TASK STATEMENT » Apart from the pictures, which must be omitted, restate the data exactly.

RECORDED DATA »
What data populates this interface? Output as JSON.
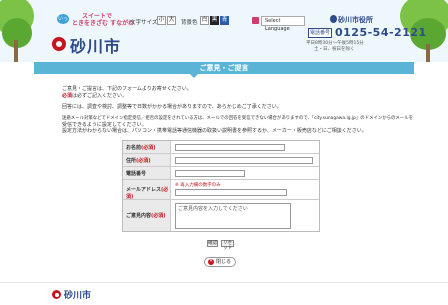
{
  "header": {
    "catch_badge": "いっ",
    "catch_line1": "スイートで",
    "catch_line2": "ときをきざむ すながわ",
    "logo_text": "砂川市",
    "text_size_label": "文字サイズ",
    "text_size_small": "小",
    "text_size_large": "大",
    "bg_color_label": "背景色",
    "bg_white": "白",
    "bg_black": "黒",
    "bg_blue": "青",
    "language_select": "Select Language",
    "office_name": "砂川市役所",
    "rep_badge": "電話番号",
    "phone": "0125-54-2121",
    "hours_line1": "平日8時30分〜午後5時15分",
    "hours_line2": "土・日、祝日を除く"
  },
  "title": "ご意見・ご提言",
  "intro": {
    "line1": "ご意見・ご提言は、下記のフォームよりお寄せください。",
    "line2_req": "必須",
    "line2_rest": "は必ずご記入ください。",
    "line3": "回答には、調査や検討、調整等で日数がかかる場合がありますので、あらかじめご了承ください。",
    "line4": "迷惑メール対策などでドメイン指定受信／拒否の設定をされている方は、メールでの回答を受信できない場合がありますので、「city.sunagawa.lg.jp」のドメインからのメールを",
    "line5": "受信できるように設定してください。",
    "line6": "設定方法がわからない場合は、パソコン・携帯電話等通信機器の取扱い説明書を参照するか、メーカー・販売店などにご相談ください。"
  },
  "form": {
    "required_mark": "(必須)",
    "name_label": "お名前",
    "address_label": "住所",
    "phone_label": "電話番号",
    "email_label": "メールアドレス",
    "email_note": "※ 再入力欄の数字のみ",
    "opinion_label": "ご意見内容",
    "opinion_placeholder": "ご意見内容を入力してください"
  },
  "buttons": {
    "confirm": "確認",
    "reset": "リセット",
    "close": "閉じる"
  },
  "footer": {
    "logo_text": "砂川市"
  }
}
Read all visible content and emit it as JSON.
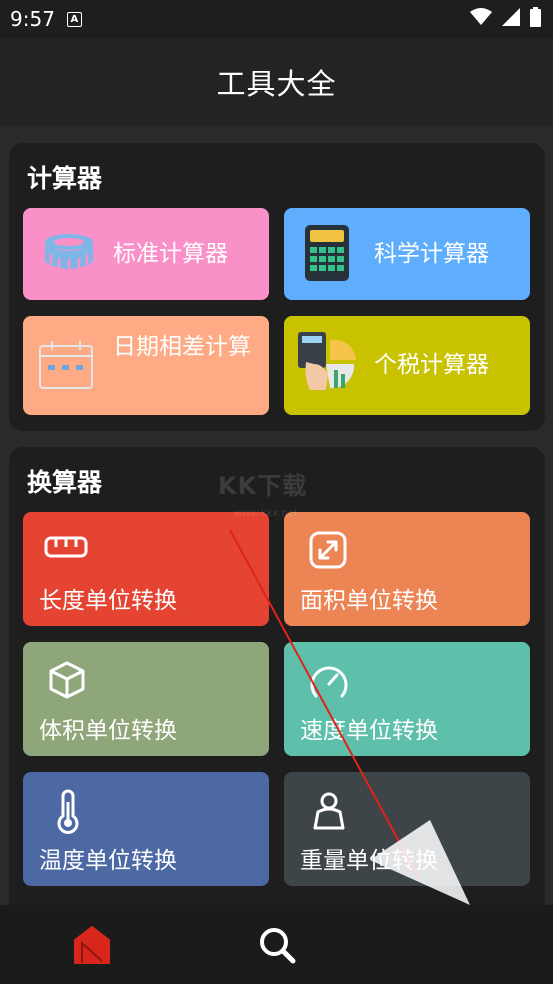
{
  "status_bar": {
    "time": "9:57",
    "notification_letter": "A"
  },
  "header": {
    "title": "工具大全"
  },
  "sections": {
    "calculators": {
      "title": "计算器",
      "items": [
        {
          "label": "标准计算器",
          "icon": "coin-stack-icon",
          "color": "#fa90c8"
        },
        {
          "label": "科学计算器",
          "icon": "calculator-icon",
          "color": "#5eaefd"
        },
        {
          "label": "日期相差计算",
          "icon": "calendar-icon",
          "color": "#fdaa85"
        },
        {
          "label": "个税计算器",
          "icon": "tax-chart-icon",
          "color": "#c8c200"
        }
      ]
    },
    "converters": {
      "title": "换算器",
      "items": [
        {
          "label": "长度单位转换",
          "icon": "ruler-icon",
          "color": "#e54432"
        },
        {
          "label": "面积单位转换",
          "icon": "expand-icon",
          "color": "#ec8453"
        },
        {
          "label": "体积单位转换",
          "icon": "cube-icon",
          "color": "#8fa67a"
        },
        {
          "label": "速度单位转换",
          "icon": "speedometer-icon",
          "color": "#5ebfaa"
        },
        {
          "label": "温度单位转换",
          "icon": "thermometer-icon",
          "color": "#4c69a4"
        },
        {
          "label": "重量单位转换",
          "icon": "weight-icon",
          "color": "#3e4549"
        }
      ]
    }
  },
  "watermark": {
    "text": "KK下载",
    "sub": "www.kkx.net"
  },
  "bottom_nav": {
    "home_icon": "home-icon",
    "search_icon": "search-icon",
    "active_color": "#d8261d"
  }
}
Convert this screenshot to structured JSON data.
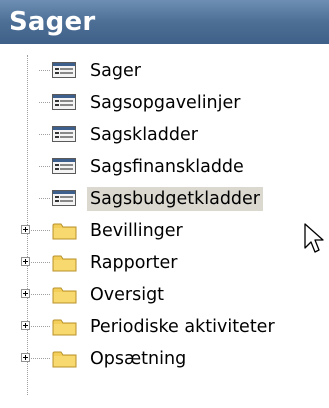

COMPLETED TASK »
What data populates this interface? Output as JSON.
{
  "header": {
    "catch_badge": "いっ",
    "catch_line1": "スイートで",
    "catch_line2": "ときをきざむ すながわ",
    "logo_text": "砂川市",
    "text_size_label": "文字サイズ",
    "text_size_small": "小",
    "text_size_large": "大",
    "bg_color_label": "背景色",
    "bg_white": "白",
    "bg_black": "黒",
    "bg_blue": "青",
    "language_select": "Select Language",
    "office_name": "砂川市役所",
    "rep_badge": "電話番号",
    "phone": "0125-54-2121",
    "hours_line1": "平日8時30分〜午後5時15分",
    "hours_line2": "土・日、祝日を除く"
  },
  "title": "ご意見・ご提言",
  "intro": {
    "line1": "ご意見・ご提言は、下記のフォームよりお寄せください。",
    "line2_req": "必須",
    "line2_rest": "は必ずご記入ください。",
    "line3": "回答には、調査や検討、調整等で日数がかかる場合がありますので、あらかじめご了承ください。",
    "line4": "迷惑メール対策などでドメイン指定受信／拒否の設定をされている方は、メールでの回答を受信できない場合がありますので、「city.sunagawa.lg.jp」のドメインからのメールを",
    "line5": "受信できるように設定してください。",
    "line6": "設定方法がわからない場合は、パソコン・携帯電話等通信機器の取扱い説明書を参照するか、メーカー・販売店などにご相談ください。"
  },
  "form": {
    "required_mark": "(必須)",
    "name_label": "お名前",
    "address_label": "住所",
    "phone_label": "電話番号",
    "email_label": "メールアドレス",
    "email_note": "※ 再入力欄の数字のみ",
    "opinion_label": "ご意見内容",
    "opinion_placeholder": "ご意見内容を入力してください"
  },
  "buttons": {
    "confirm": "確認",
    "reset": "リセット",
    "close": "閉じる"
  },
  "footer": {
    "logo_text": "砂川市"
  }
}
Read all visible content and emit it as JSON.
{
  "status_bar": {
    "time": "9:57",
    "notification_letter": "A"
  },
  "header": {
    "title": "工具大全"
  },
  "sections": {
    "calculators": {
      "title": "计算器",
      "items": [
        {
          "label": "标准计算器",
          "icon": "coin-stack-icon",
          "color": "#fa90c8"
        },
        {
          "label": "科学计算器",
          "icon": "calculator-icon",
          "color": "#5eaefd"
        },
        {
          "label": "日期相差计算",
          "icon": "calendar-icon",
          "color": "#fdaa85"
        },
        {
          "label": "个税计算器",
          "icon": "tax-chart-icon",
          "color": "#c8c200"
        }
      ]
    },
    "converters": {
      "title": "换算器",
      "items": [
        {
          "label": "长度单位转换",
          "icon": "ruler-icon",
          "color": "#e54432"
        },
        {
          "label": "面积单位转换",
          "icon": "expand-icon",
          "color": "#ec8453"
        },
        {
          "label": "体积单位转换",
          "icon": "cube-icon",
          "color": "#8fa67a"
        },
        {
          "label": "速度单位转换",
          "icon": "speedometer-icon",
          "color": "#5ebfaa"
        },
        {
          "label": "温度单位转换",
          "icon": "thermometer-icon",
          "color": "#4c69a4"
        },
        {
          "label": "重量单位转换",
          "icon": "weight-icon",
          "color": "#3e4549"
        }
      ]
    }
  },
  "watermark": {
    "text": "KK下载",
    "sub": "www.kkx.net"
  },
  "bottom_nav": {
    "home_icon": "home-icon",
    "search_icon": "search-icon",
    "active_color": "#d8261d"
  }
}
Convert this screenshot to structured JSON data.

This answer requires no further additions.